Pope Francis visits poor neighborhood and meets with young people from Argentina
Pope Francis celebrates Mass at the National Shrine of Our Lady of Aparecida
Denver rally draws hundreds in support of religious freedom
Pope Francis prays over a sick man in St Peter's Square
Denver women's clinic will offer natural, Catholic care
Interview Clips: Barbara Nicolosi speaks to CNA
US Cardinals press conference at North American College
Pope Benedict to retire to monastery inside Vatican City
Pope cites waning strength as reason for resignation
Hundreds convene in Denver to urge respect for life
New Orange bishop encourages Catholic unity in diversity
Chinese pro-life activist calls for reform, international attention
At Lincoln installation, Bishop Conley says holiness is success
Mother Cabrini shrine reopens in Chicago after a decade
Ordination of 33 deacons fills St. Peter's with joy
Cardinal says "Charity is the mother of all the virtues"
Augustine Institute expands evangelization effort with new campus
Bishops recall 'Way of St. James' as chance to trust in God
Los Angeles cathedral's newest chapel houses Guadalupe relic
Apr
24

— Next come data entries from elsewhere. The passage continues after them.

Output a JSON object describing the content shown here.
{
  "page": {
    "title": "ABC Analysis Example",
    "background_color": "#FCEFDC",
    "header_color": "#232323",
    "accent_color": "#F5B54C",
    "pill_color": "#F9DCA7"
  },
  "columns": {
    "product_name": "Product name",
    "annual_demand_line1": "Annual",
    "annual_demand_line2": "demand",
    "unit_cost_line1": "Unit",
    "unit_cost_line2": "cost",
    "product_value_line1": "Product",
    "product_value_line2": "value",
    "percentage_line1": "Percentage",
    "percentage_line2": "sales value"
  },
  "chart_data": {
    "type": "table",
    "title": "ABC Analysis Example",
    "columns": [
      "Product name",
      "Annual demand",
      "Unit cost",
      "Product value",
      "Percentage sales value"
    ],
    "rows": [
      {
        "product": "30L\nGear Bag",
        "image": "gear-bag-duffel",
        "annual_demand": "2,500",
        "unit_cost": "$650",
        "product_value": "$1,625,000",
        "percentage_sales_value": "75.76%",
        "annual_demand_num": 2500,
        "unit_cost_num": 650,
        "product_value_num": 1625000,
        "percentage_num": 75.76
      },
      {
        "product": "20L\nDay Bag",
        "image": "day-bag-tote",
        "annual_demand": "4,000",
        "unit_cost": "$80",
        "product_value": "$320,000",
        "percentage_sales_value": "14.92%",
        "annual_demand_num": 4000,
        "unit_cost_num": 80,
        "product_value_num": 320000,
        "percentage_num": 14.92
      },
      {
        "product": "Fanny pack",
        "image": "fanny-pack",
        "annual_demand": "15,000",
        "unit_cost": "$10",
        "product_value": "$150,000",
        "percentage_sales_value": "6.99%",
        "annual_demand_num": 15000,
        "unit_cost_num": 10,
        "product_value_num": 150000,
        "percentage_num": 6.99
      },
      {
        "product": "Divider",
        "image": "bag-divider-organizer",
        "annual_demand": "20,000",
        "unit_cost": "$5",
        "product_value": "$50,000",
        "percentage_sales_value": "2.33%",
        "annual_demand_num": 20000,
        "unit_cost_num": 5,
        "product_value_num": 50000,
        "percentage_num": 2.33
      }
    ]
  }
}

Liturgical Calendar

April 24, 2014

Thursday within the Octave of Easter

All readings:
Today »
This year »

Catholic Daily

Gospel of the Day

Lk 24:35-48

Gospel
Date
04/24/14
04/23/14
04/22/14

Daily Readings


First Reading:: Acts 3:11-26
Gospel:: Lk 24:35-48

Saint of the Day

Easter Sunday »

Saint
Date
04/24/14
04/22/14

Homily of the Day

Lk 24:35-48

Homily
Date
04/24/14
04/23/14
04/22/14

Ads by AdsLiveMedia.com

Ads by AdsLiveMedia.com
     HTML
Text only
Headlines
  

Follow us: